As a surfer, I've long been opposed to offshore drilling, but it wasn't until recently that I started feeling responsible for it. On my way home from a surf the other day, I found myself in a spot of traffic at the approach of Downtown Los Angeles, listening to an NPR report about violence in Iraq sandwiched between stories about the Deepwater Horizon oil spill, one on the failed attempt to cover it with a dome and one on BP's economic responsibility for the whole thing. As the voices bandied about the extent to which the oil company should be held financially accountable for the spill, it dawned on me that in the last 15 minutes, I'd traveled roughly two miles. There I sat, staring into the tailpipe of the Dodge in front of me, surrounded by hundreds of other idling motorists. It was then that the guilt set in.
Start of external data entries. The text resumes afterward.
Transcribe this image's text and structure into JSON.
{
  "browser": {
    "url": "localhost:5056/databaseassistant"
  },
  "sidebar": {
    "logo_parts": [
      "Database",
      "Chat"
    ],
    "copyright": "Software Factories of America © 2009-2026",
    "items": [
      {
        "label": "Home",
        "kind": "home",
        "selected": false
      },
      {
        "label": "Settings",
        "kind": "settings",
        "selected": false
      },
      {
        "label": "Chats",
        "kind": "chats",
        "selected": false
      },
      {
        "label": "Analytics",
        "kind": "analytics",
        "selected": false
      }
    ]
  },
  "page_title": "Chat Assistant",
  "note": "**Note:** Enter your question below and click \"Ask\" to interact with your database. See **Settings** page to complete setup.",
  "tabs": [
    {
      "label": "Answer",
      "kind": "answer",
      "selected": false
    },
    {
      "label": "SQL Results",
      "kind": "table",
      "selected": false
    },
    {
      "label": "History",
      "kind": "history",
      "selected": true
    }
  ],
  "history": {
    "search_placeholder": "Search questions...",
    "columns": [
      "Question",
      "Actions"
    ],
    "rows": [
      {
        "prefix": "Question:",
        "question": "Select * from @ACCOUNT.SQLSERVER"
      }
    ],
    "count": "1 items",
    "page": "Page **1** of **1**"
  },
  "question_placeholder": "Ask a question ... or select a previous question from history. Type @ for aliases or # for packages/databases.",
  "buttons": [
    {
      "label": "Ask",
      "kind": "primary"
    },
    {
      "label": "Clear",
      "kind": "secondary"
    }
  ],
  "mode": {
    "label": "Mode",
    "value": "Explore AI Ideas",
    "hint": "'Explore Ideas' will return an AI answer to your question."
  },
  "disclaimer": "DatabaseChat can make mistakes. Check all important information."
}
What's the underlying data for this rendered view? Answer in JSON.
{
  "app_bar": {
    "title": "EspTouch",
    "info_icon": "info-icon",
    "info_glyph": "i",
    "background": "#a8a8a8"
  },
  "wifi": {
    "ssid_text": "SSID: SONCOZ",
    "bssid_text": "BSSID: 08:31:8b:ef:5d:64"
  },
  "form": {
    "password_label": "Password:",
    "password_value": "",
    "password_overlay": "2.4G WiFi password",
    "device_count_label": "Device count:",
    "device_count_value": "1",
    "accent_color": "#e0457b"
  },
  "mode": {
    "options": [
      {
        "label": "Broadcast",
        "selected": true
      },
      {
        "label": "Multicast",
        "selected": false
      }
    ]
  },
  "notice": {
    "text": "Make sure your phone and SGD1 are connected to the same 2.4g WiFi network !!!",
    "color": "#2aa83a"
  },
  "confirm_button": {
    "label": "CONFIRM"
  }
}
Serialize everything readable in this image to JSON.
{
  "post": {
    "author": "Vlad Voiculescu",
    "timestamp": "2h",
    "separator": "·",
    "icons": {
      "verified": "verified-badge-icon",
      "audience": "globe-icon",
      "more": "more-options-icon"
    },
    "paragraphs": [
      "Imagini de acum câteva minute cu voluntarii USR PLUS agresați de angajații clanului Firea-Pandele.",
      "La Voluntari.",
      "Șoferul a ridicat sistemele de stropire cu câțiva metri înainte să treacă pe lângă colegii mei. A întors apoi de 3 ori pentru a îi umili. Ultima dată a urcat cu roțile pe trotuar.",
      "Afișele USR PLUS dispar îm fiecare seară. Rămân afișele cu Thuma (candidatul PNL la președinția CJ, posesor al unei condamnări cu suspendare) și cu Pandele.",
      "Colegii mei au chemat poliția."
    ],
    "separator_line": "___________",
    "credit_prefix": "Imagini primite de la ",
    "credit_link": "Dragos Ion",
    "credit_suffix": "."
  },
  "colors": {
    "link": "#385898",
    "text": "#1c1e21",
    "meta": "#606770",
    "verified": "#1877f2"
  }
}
When tragedies occur, we're eager to assign blame, as though there's some grand equation wherein the scale of an environmental disaster is equaled by the ineptitude or outright villainy of its perpetrator. But that can make for a tricky calculus. It would seem that in this case the blood is pretty obviously on the hands of BP; there wouldn't be an oil spill if they hadn't jammed a massive drill into the sea floor. Oil companies have the most power—which they've weilded for decades to maintain the status quo, fight regulation, and prevent real change from taking place—so they ought to bear the most responsibility, right?
Maybe. But to what extent are we, collectively, to blame? We are, after all, the ones who buy the oil.
In the absence of a tax that brings the price of a gallon of gas closer to its true environmental and social cost, most Americans will keep refueling, regardless of the stories we hear on the radio about oil spills or oil wars. I hate the idea that we can be both powerless and culpable (or even complicit), but in this situation that is precisely the case.
Photo (cc) by Flickr user dsearls